  • You have a lot of weeds. While mowing, you may mow weed seed heads, which will contain weed seeds. If left on the lawn, the seeds will sprout and lead to even more weeds.
  • You have children or pets. The little ones may eat the clippings, which can make them sick. The clippings may also track inside after a good play session on your lawn.

What else can I do with lawn clippings?

Here are a few things you can do with the lawn clippings you can’t leave on the lawn:
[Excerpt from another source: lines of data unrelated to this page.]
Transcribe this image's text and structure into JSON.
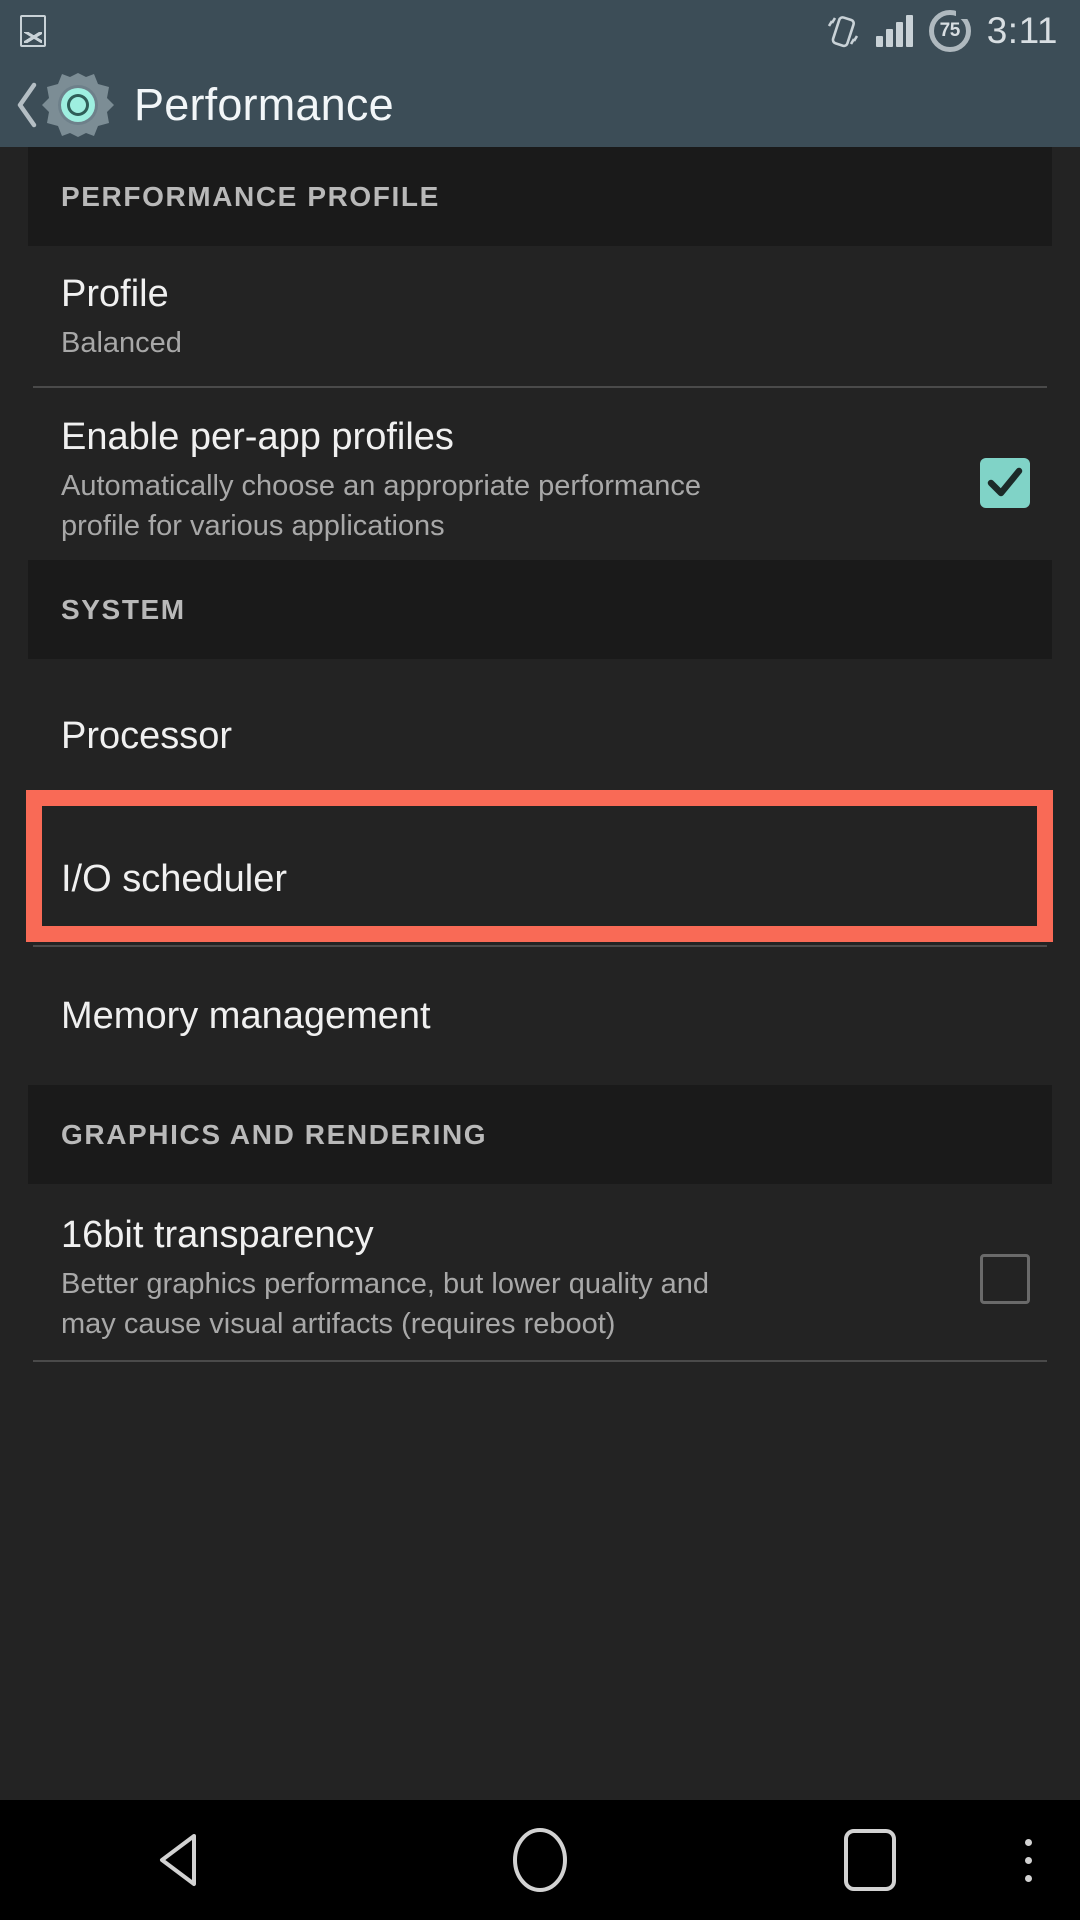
{
  "statusbar": {
    "time": "3:11",
    "battery_level": "75",
    "icons": [
      "gallery-icon",
      "vibrate-icon",
      "signal-icon",
      "battery-icon"
    ]
  },
  "appbar": {
    "title": "Performance",
    "back_label": "Back",
    "app_icon": "gear-icon"
  },
  "colors": {
    "appbar_bg": "#3C4D57",
    "content_bg": "#232323",
    "section_bg": "#1A1A1A",
    "accent_mint": "#80D3C7",
    "highlight_red": "#F96A56"
  },
  "sections": [
    {
      "header": "PERFORMANCE PROFILE",
      "items": [
        {
          "title": "Profile",
          "subtitle": "Balanced",
          "control": "none",
          "divider_after": true
        },
        {
          "title": "Enable per-app profiles",
          "subtitle": "Automatically choose an appropriate performance profile for various applications",
          "control": "checkbox",
          "checked": true,
          "divider_after": false
        }
      ]
    },
    {
      "header": "SYSTEM",
      "items": [
        {
          "title": "Processor",
          "subtitle": "",
          "control": "none",
          "highlighted": true,
          "divider_after": false
        },
        {
          "title": "I/O scheduler",
          "subtitle": "",
          "control": "none",
          "divider_after": true
        },
        {
          "title": "Memory management",
          "subtitle": "",
          "control": "none",
          "divider_after": false
        }
      ]
    },
    {
      "header": "GRAPHICS AND RENDERING",
      "items": [
        {
          "title": "16bit transparency",
          "subtitle": "Better graphics performance, but lower quality and may cause visual artifacts (requires reboot)",
          "control": "checkbox",
          "checked": false,
          "divider_after": true
        }
      ]
    }
  ],
  "navbar": {
    "back": "back-triangle-icon",
    "home": "home-circle-icon",
    "recents": "recents-square-icon",
    "more": "overflow-menu-icon"
  }
}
  • Compost them. Your grass clippings are a great source of nitrogen. You can add them to your compost pile as a green waste material. Learn more about this in our guide: How to Compost Your Grass Clippings. Note: Don’t compost grass treated with herbicide.
  • Mulch them, but not on your lawn. You can use your lawn clippings as free mulch for your landscape beds, shrubs, and trees. Just make sure they haven’t been treated with herbicides.
  • Drop them off for curbside composting. Some communities offer curbside composting, where they take your grass clippings and turn them into compost.
  • Bag them and dispose. This is ideal for clippings from lawns that are riddled with weeds. 

However, you have to make sure that you’re allowed to throw away your grass clippings. The US Composting Council says these states ban or limit homeowners from throwing away yard clippings in the garbage bin:

  • Arkansas
  • Delaware
  • Florida (only allowed in landfills with gas collection systems)
  • Georgia (only allowed in landfills with gas collection systems)
  • Illinois
  • Indiana
  • Iowa (only allowed in landfills with gas collection systems)
  • Maryland
  • Michigan
  • Minnesota
  • Missouri
  • Nebraska (only allowed in landfills with gas collection systems)
  • New Hampshire
  • North Carolina
  • Ohio
  • Pennsylvania
  • Rhode Island
  • South Carolina
  • South Dakota
  • West Virginia
  • Wisconsin

Note: Some counties and municipalities ban this practice even if there is no state-wide policy on it. Always check with your local authorities

Hire a pro for a clean-cut lawn

Mulching is better for your lawn’s health, but side discharge is a much faster way to take care of grass clippings. However, sometimes you just won’t have enough time to mow your lawn properly even if you side discharge – especially if your grass is growing very fast. In times like these, we recommend hiring a lawn care professional to handle it for you.

Lawn Love can connect you with a lawn care pro in your area who can mow your lawn and take care of the clippings however you like. They can also fertilize your lawn, get rid of weeds, and much more, so you can have a beautiful lawn without lifting a finger.

Main Photo Credit: Mulched leaves, Famartin | Wikimedia Commons | CC BY-SA 4.0

Janine Caayao

Janine Caayao has always been fascinated with growing plants, from fruits and veggies to bonsai trees and orchids. Now, she’s interested in urban gardening with her family. She loves finding new tips and tricks to keep their plants thriving.